Carden and Digby are named after two English captains
SURVEYS AND LAND
In 1830, Charles Rankin surveyed in the Newcastle District starting from the Talbot River and proceeding north and east through Carden and Dalton. He found much poor land and concluded; “What we saw agreeing with reports of traders and they also having stated to us that the same description continued Eastwardly to water emptying into Balsam Lake and Northwardly to Gull Lake, we thought it advisable to abandoned the survey as useless”.
Page 7 The Land Between , LeCraw
Carden and Digby are named after two English captains whose heroic exertions were largely resonsible for the successful embarkation of Sir John Moore’s army at Corunna in the Peninsular War. Sir John Colborne, Lieutenant Govenor of Upper Canada from 1830 to 1836, had been one of the officers there and it is supposed that the two townships were named at his suggestion.

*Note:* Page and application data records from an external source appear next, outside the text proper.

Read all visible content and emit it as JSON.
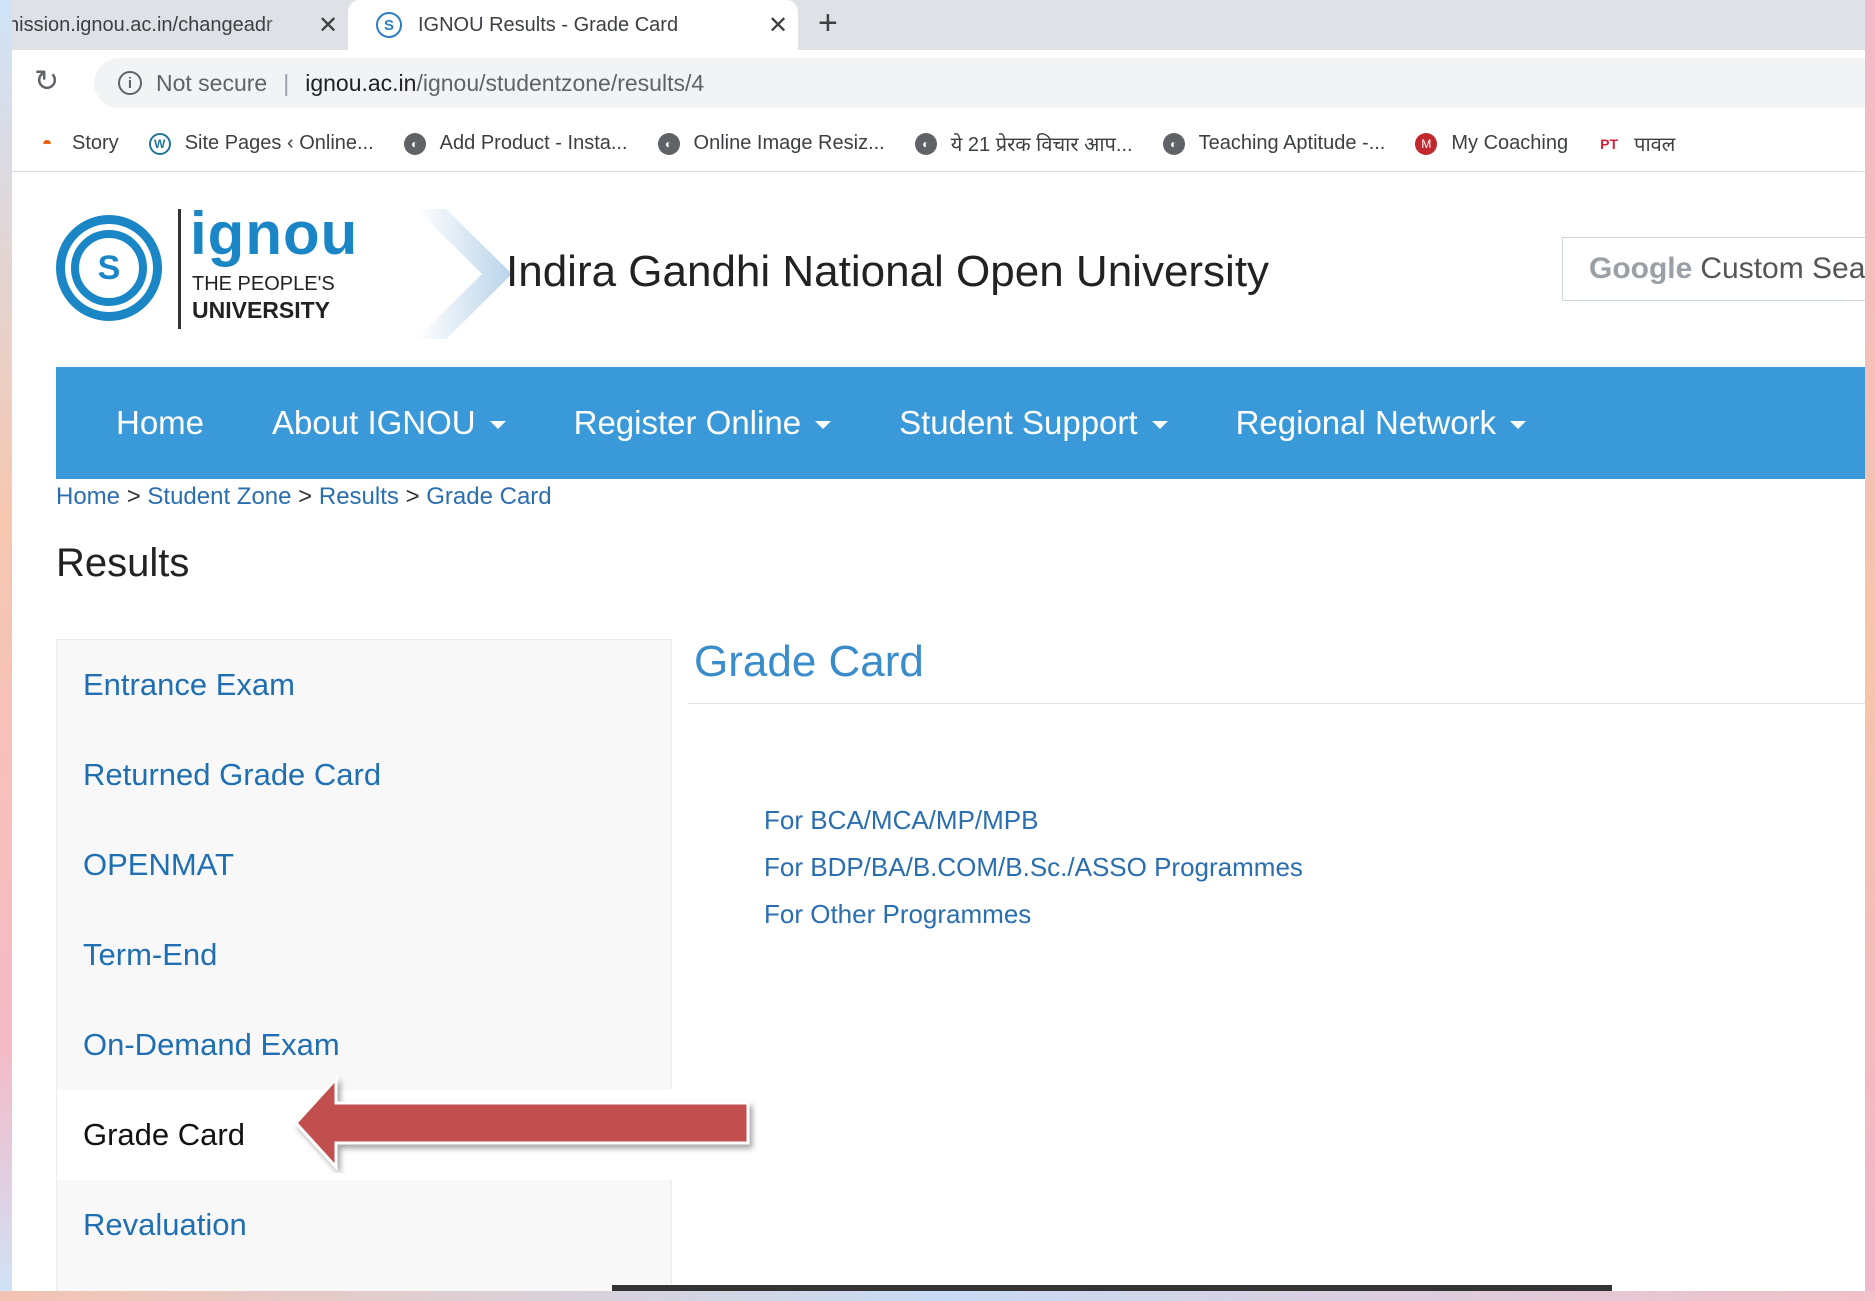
{
  "browser": {
    "tabs": [
      {
        "title": "hission.ignou.ac.in/changeadr",
        "active": false
      },
      {
        "title": "IGNOU Results - Grade Card",
        "active": true
      }
    ],
    "new_tab_icon": "plus-icon",
    "security_label": "Not secure",
    "url_host": "ignou.ac.in",
    "url_path": "/ignou/studentzone/results/4",
    "bookmarks": [
      {
        "label": "Story",
        "icon": "story-icon"
      },
      {
        "label": "Site Pages ‹ Online...",
        "icon": "wordpress-icon"
      },
      {
        "label": "Add Product - Insta...",
        "icon": "globe-icon"
      },
      {
        "label": "Online Image Resiz...",
        "icon": "globe-icon"
      },
      {
        "label": "ये 21 प्रेरक विचार आप...",
        "icon": "globe-icon"
      },
      {
        "label": "Teaching Aptitude -...",
        "icon": "globe-icon"
      },
      {
        "label": "My Coaching",
        "icon": "my-coaching-icon"
      },
      {
        "label": "पावल",
        "icon": "pt-icon"
      }
    ]
  },
  "header": {
    "logo_word": "ignou",
    "logo_line1": "THE PEOPLE'S",
    "logo_line2": "UNIVERSITY",
    "site_title": "Indira Gandhi National Open University",
    "search_google": "Google",
    "search_placeholder": "Custom Sea"
  },
  "nav": {
    "items": [
      {
        "label": "Home",
        "dropdown": false
      },
      {
        "label": "About IGNOU",
        "dropdown": true
      },
      {
        "label": "Register Online",
        "dropdown": true
      },
      {
        "label": "Student Support",
        "dropdown": true
      },
      {
        "label": "Regional Network",
        "dropdown": true
      }
    ]
  },
  "breadcrumb": {
    "items": [
      "Home",
      "Student Zone",
      "Results",
      "Grade Card"
    ],
    "separator": ">"
  },
  "page_title": "Results",
  "sidebar": {
    "items": [
      {
        "label": "Entrance Exam",
        "active": false
      },
      {
        "label": "Returned Grade Card",
        "active": false
      },
      {
        "label": "OPENMAT",
        "active": false
      },
      {
        "label": "Term-End",
        "active": false
      },
      {
        "label": "On-Demand Exam",
        "active": false
      },
      {
        "label": "Grade Card",
        "active": true
      },
      {
        "label": "Revaluation",
        "active": false
      }
    ]
  },
  "content": {
    "title": "Grade Card",
    "links": [
      "For BCA/MCA/MP/MPB",
      "For BDP/BA/B.COM/B.Sc./ASSO Programmes",
      "For Other Programmes"
    ]
  },
  "annotation": {
    "arrow_color": "#c0504d",
    "arrow_icon": "left-arrow-icon"
  },
  "colors": {
    "nav_bg": "#3a99d8",
    "link": "#2a6eb0",
    "brand_blue": "#1b86c6"
  }
}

A large area in the centre of the township consists of tamarack and balsam plains, unbroken be any road or trail. The assessor in 1911, classified 38,acres as swamp. Marsh or waste land.

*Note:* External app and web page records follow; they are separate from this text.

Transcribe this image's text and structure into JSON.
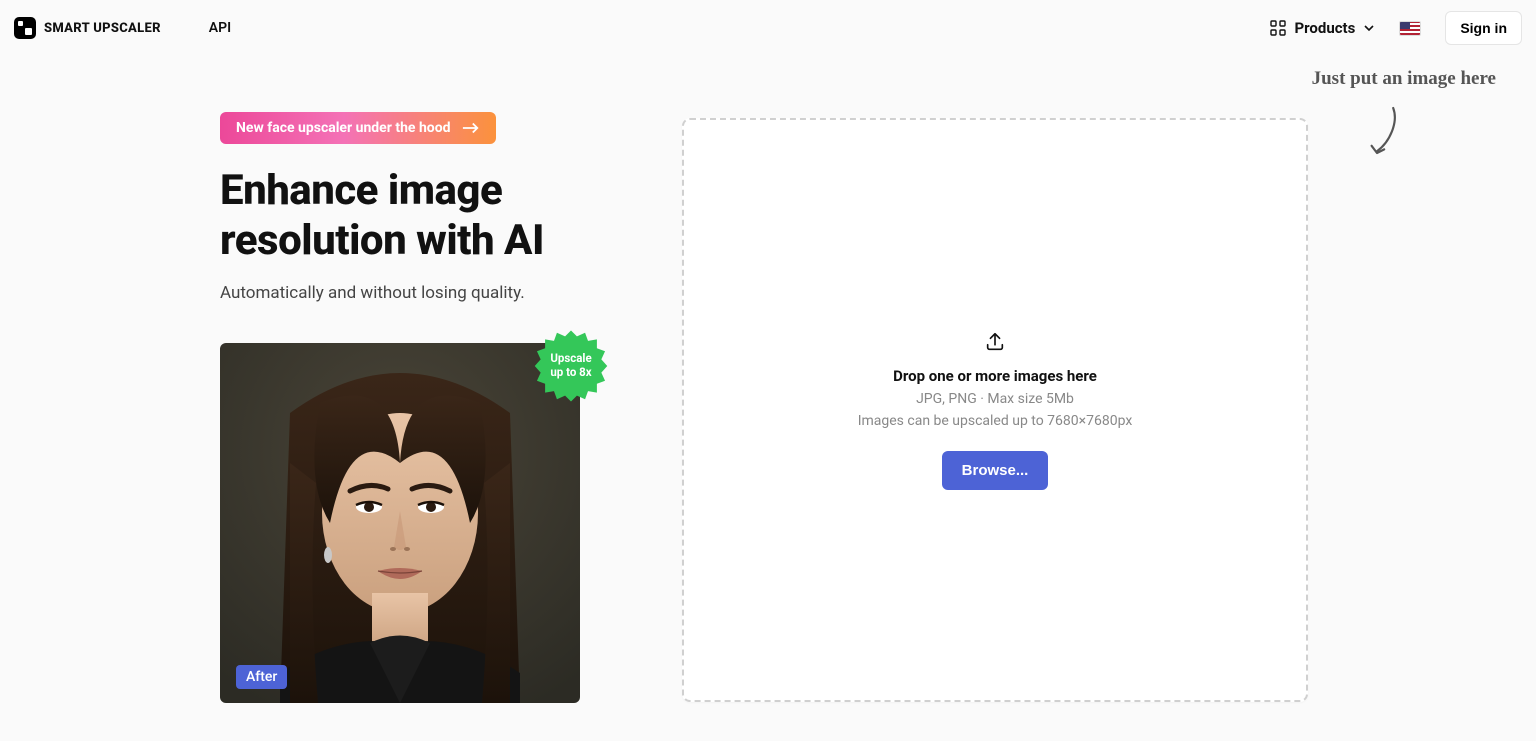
{
  "header": {
    "brand": "SMART UPSCALER",
    "api_link": "API",
    "products_link": "Products",
    "signin": "Sign in"
  },
  "announce": {
    "label": "New face upscaler under the hood"
  },
  "hero": {
    "title": "Enhance image resolution with AI",
    "subtitle": "Automatically and without losing quality."
  },
  "example": {
    "after_label": "After",
    "badge_line1": "Upscale",
    "badge_line2": "up to 8x"
  },
  "callout": {
    "text": "Just put an image here"
  },
  "dropzone": {
    "title": "Drop one or more images here",
    "sub1": "JPG, PNG · Max size 5Mb",
    "sub2": "Images can be upscaled up to 7680×7680px",
    "browse": "Browse..."
  }
}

The Connors, Dexters, Gillespies, Muetaghs, Quigleys, and Richmonds were among the earliest pioneers.
The 1861 census gives the total of 329 persons.

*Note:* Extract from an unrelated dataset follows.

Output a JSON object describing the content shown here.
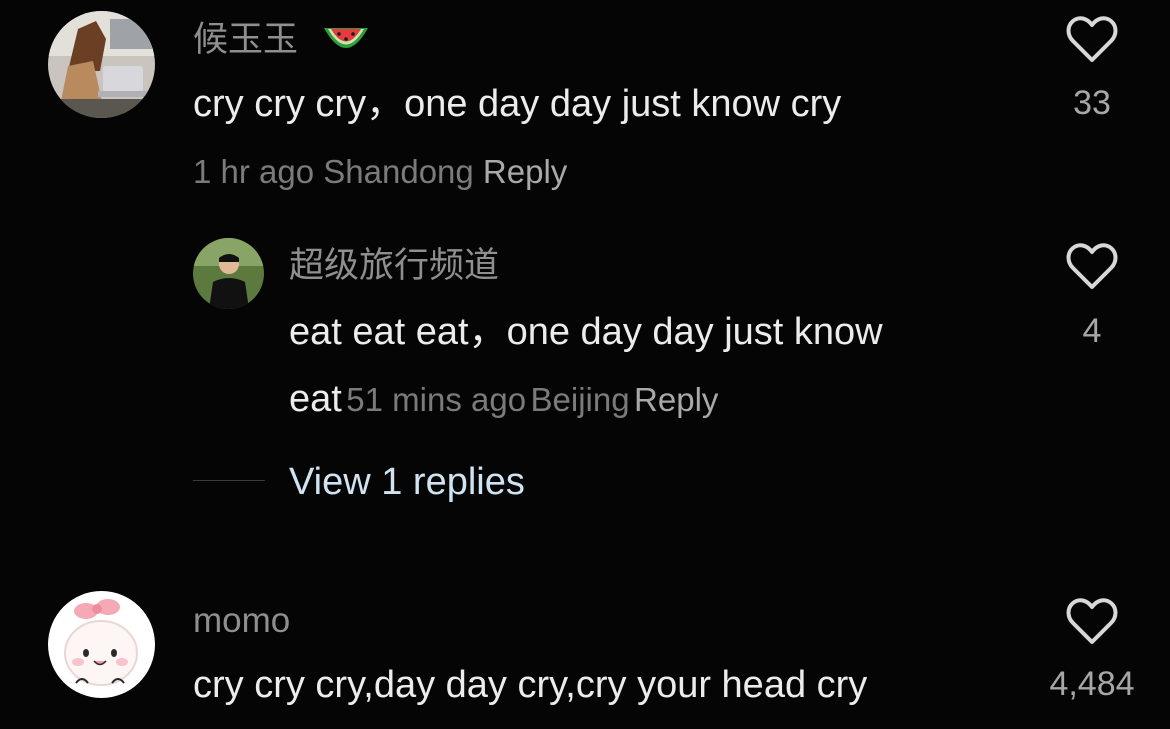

In 1855, the township was laid out in 10 Concessions ordered from east to west and 25 lots from south to north.